In contrast, New Zealand’s public message was that China is an important partner and New Zealand is open for business. This glossed over the complexities of the relationship in favour of mercantile interests. The upside of such a message was that it received a positive response in Beijing. The downside was that it avoided the challenges in the relationship and sent an unrealistic signal to New Zealand businesses.
Third, any high-level visit to the PRC forces liberal democracies to embrace contradictions and swallow the odd dead rat.
New Zealand is experiencing a prolonged balance of payments deficit driven by rising external inflation. The government has clearly signalled diversification and de-risking as priorities, but this takes time. Most products New Zealand exports are subject to protectionism internationally but still attract high returns in China. The government therefore needs to manage relations with China carefully to protect these interests.
Unsurprisingly then, when asked by media prior to the visit whether Xi Jinping is a dictator, the PM chose diplomacy – responding that he is not. The PM could have chosen a better way of answering this question, while remaining diplomatic, but nevertheless, the emphasis on diplomacy was telling.
Fourth, the theatre of an official state visit, especially one framed as a trade mission, is an effective way of stabilising relations. A symbolic high-level meeting ticks many boxes for our Chinese counterparts, but at the same time it does not need to be much more than that.
The list of new agreements from New Zealand’s visit were mostly continuations of existing areas of cooperation. There were no new trade goals or New Zealand references to Chinese policies like the Global Development Initiative or the Global Security Initiative.
Instead, the visit was about actively managing expectations, pursuing shared interests, and seeking to maintain stable relations – all this done under challenging circumstances and while defending long-held positions. This is particularly important this year as New Zealand’s long awaited first National Security Strategy and other defence, foreign policy and security assessments are set to be publicly announced.
The issues for Australia are notably more difficult. The relationship is more consequential for the PRC and therefore harder to manage. Australia has already faced sharper actions in the form of detention of Australian citizens, aggressive diplomacy and ongoing punitive economic sanctions. The resolution of these issues could rightly be viewed as a prerequisite to any state visit.
But a state visit should remain a goal. Diplomacy is the art of influencing others. Although challenging to manage publicly, state visits help stabilise relations and build the foundation for the tough conversations required in the coming years.
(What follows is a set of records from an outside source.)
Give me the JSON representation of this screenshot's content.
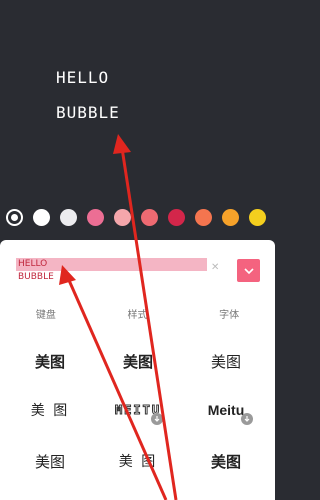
{
  "preview": {
    "line1": "HELLO",
    "line2": "BUBBLE"
  },
  "palette": {
    "colors": [
      "#2a2c32",
      "#ffffff",
      "#ececef",
      "#ec6e94",
      "#f4a6ab",
      "#ee6a72",
      "#d3264a",
      "#f4754f",
      "#f6a22a",
      "#f4cf1e"
    ],
    "selected_index": 0
  },
  "input": {
    "line1": "HELLO",
    "line2": "BUBBLE"
  },
  "tabs": [
    "键盘",
    "样式",
    "字体"
  ],
  "fonts": {
    "r1c1": "美图",
    "r1c2": "美图",
    "r1c3": "美图",
    "r2c1": "美 图",
    "r2c2": "MEITU",
    "r2c3": "Meitu",
    "r3c1": "美图",
    "r3c2": "美 图",
    "r3c3": "美图"
  },
  "accent": "#f4637f",
  "annotation_arrow_color": "#e0261f"
}
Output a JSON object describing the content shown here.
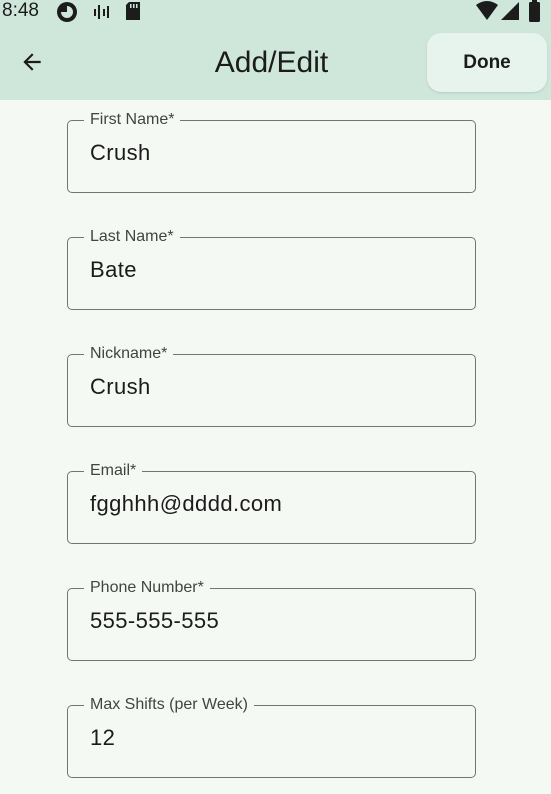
{
  "status_bar": {
    "time": "8:48",
    "left_icons": [
      "data-saver-icon",
      "signal-activity-icon",
      "sd-card-icon"
    ],
    "right_icons": [
      "wifi-icon",
      "cellular-signal-icon",
      "battery-icon"
    ]
  },
  "app_bar": {
    "back_icon": "arrow-left-icon",
    "title": "Add/Edit",
    "done_label": "Done"
  },
  "form": {
    "fields": [
      {
        "label": "First Name*",
        "value": "Crush"
      },
      {
        "label": "Last Name*",
        "value": "Bate"
      },
      {
        "label": "Nickname*",
        "value": "Crush"
      },
      {
        "label": "Email*",
        "value": "fgghhh@dddd.com"
      },
      {
        "label": "Phone Number*",
        "value": "555-555-555"
      },
      {
        "label": "Max Shifts (per Week)",
        "value": "12"
      }
    ]
  },
  "colors": {
    "header_bg": "#cfe7db",
    "page_bg": "#f5f9f3",
    "button_bg": "#e7f4ee",
    "outline": "#6f7870"
  }
}
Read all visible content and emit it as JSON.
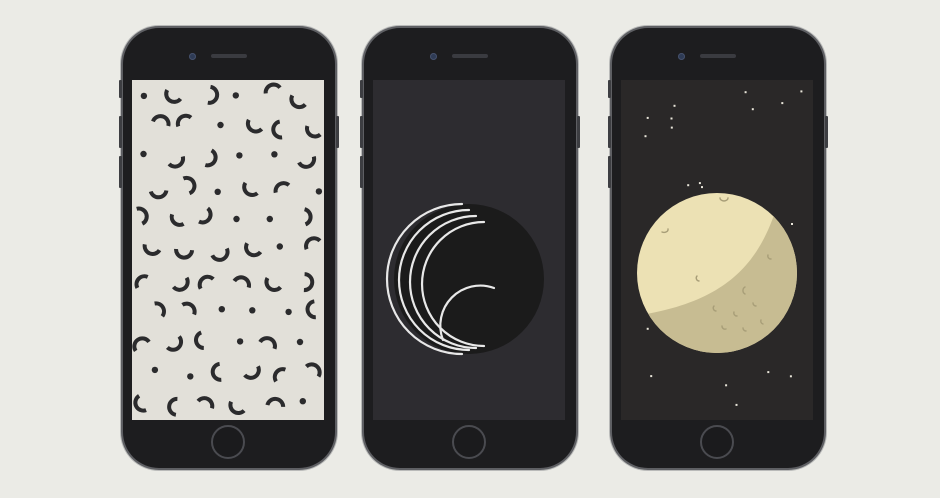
{
  "colors": {
    "background": "#ebebe6",
    "phone_body": "#1d1d1f",
    "pattern_screen_bg": "#e2e0d9",
    "pattern_ink": "#2b2b2d",
    "rings_screen_bg": "#2d2c30",
    "rings_disc": "#1b1b1b",
    "rings_stroke": "#e8e8e8",
    "moon_screen_bg": "#2a2828",
    "moon_light": "#ece1b4",
    "moon_shadow": "#c7bc92",
    "stars": "#e9e6da"
  },
  "phones": [
    {
      "wallpaper": "abstract-arcs-and-dots-pattern"
    },
    {
      "wallpaper": "concentric-rings-disc"
    },
    {
      "wallpaper": "moon-in-starry-sky"
    }
  ]
}
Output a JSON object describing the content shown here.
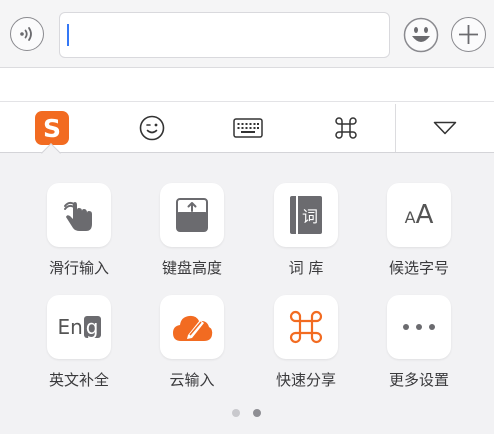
{
  "chat_bar": {
    "voice_icon": "voice-wave-icon",
    "input_value": "",
    "emoji_icon": "smiley-face-icon",
    "plus_icon": "plus-icon"
  },
  "toolbar": {
    "tabs": [
      {
        "id": "sogou",
        "icon": "sogou-logo-icon",
        "text": "S",
        "active": true
      },
      {
        "id": "emoji",
        "icon": "wink-face-icon"
      },
      {
        "id": "keyboard",
        "icon": "keyboard-icon"
      },
      {
        "id": "command",
        "icon": "command-key-icon"
      },
      {
        "id": "collapse",
        "icon": "triangle-down-icon"
      }
    ]
  },
  "grid": {
    "items": [
      {
        "label": "滑行输入",
        "icon": "swipe-hand-icon"
      },
      {
        "label": "键盘高度",
        "icon": "keyboard-height-icon"
      },
      {
        "label": "词 库",
        "icon": "dictionary-book-icon",
        "icon_text": "词"
      },
      {
        "label": "候选字号",
        "icon": "font-size-icon",
        "icon_text_small": "A",
        "icon_text_big": "A"
      },
      {
        "label": "英文补全",
        "icon": "english-complete-icon",
        "icon_text": "En",
        "icon_text_highlight": "g"
      },
      {
        "label": "云输入",
        "icon": "cloud-pen-icon"
      },
      {
        "label": "快速分享",
        "icon": "command-share-icon"
      },
      {
        "label": "更多设置",
        "icon": "more-dots-icon"
      }
    ]
  },
  "pagination": {
    "pages": 2,
    "current": 2
  },
  "colors": {
    "brand_orange": "#f26b21",
    "icon_gray": "#6b6b6f",
    "caret_blue": "#3478f6"
  }
}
Jason Young is the Director of the New Zealand Contemporary China Research Centre and an Associate Professor in the School of History, Philosophy, Political Science and International Relations at Victoria University of Wellington.